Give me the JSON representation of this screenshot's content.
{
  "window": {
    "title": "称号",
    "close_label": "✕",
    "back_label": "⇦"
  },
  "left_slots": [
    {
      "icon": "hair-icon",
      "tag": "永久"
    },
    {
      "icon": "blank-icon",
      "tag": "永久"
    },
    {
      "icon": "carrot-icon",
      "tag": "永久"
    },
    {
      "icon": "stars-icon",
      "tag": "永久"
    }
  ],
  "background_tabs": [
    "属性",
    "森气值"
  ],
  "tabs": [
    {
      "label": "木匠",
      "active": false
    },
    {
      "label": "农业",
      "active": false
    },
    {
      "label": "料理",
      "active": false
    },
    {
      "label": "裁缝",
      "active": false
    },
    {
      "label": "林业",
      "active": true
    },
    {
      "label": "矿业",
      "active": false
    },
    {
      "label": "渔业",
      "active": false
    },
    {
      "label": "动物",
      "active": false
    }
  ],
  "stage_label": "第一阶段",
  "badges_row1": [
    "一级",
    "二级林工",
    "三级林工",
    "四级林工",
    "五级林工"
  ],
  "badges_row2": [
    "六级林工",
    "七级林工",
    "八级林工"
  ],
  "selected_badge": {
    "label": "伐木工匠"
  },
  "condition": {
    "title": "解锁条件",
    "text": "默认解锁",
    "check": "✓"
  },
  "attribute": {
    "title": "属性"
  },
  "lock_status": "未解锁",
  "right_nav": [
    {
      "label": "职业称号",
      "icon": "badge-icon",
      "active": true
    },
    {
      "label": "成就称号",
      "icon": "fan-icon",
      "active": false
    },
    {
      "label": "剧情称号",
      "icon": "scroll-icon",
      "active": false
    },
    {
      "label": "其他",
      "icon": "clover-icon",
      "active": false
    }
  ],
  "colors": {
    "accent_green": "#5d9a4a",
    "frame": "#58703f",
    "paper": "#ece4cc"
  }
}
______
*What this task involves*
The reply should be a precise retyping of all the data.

*Output*
Give me the JSON representation of this screenshot's content.
{
  "window": {
    "title": "称号",
    "close_label": "✕",
    "back_label": "⇦"
  },
  "left_slots": [
    {
      "icon": "hair-icon",
      "tag": "永久"
    },
    {
      "icon": "blank-icon",
      "tag": "永久"
    },
    {
      "icon": "carrot-icon",
      "tag": "永久"
    },
    {
      "icon": "stars-icon",
      "tag": "永久"
    }
  ],
  "background_tabs": [
    "属性",
    "森气值"
  ],
  "tabs": [
    {
      "label": "木匠",
      "active": false
    },
    {
      "label": "农业",
      "active": false
    },
    {
      "label": "料理",
      "active": false
    },
    {
      "label": "裁缝",
      "active": false
    },
    {
      "label": "林业",
      "active": true
    },
    {
      "label": "矿业",
      "active": false
    },
    {
      "label": "渔业",
      "active": false
    },
    {
      "label": "动物",
      "active": false
    }
  ],
  "stage_label": "第一阶段",
  "badges_row1": [
    "一级",
    "二级林工",
    "三级林工",
    "四级林工",
    "五级林工"
  ],
  "badges_row2": [
    "六级林工",
    "七级林工",
    "八级林工"
  ],
  "selected_badge": {
    "label": "伐木工匠"
  },
  "condition": {
    "title": "解锁条件",
    "text": "默认解锁",
    "check": "✓"
  },
  "attribute": {
    "title": "属性"
  },
  "lock_status": "未解锁",
  "right_nav": [
    {
      "label": "职业称号",
      "icon": "badge-icon",
      "active": true
    },
    {
      "label": "成就称号",
      "icon": "fan-icon",
      "active": false
    },
    {
      "label": "剧情称号",
      "icon": "scroll-icon",
      "active": false
    },
    {
      "label": "其他",
      "icon": "clover-icon",
      "active": false
    }
  ],
  "colors": {
    "accent_green": "#5d9a4a",
    "frame": "#58703f",
    "paper": "#ece4cc"
  }
}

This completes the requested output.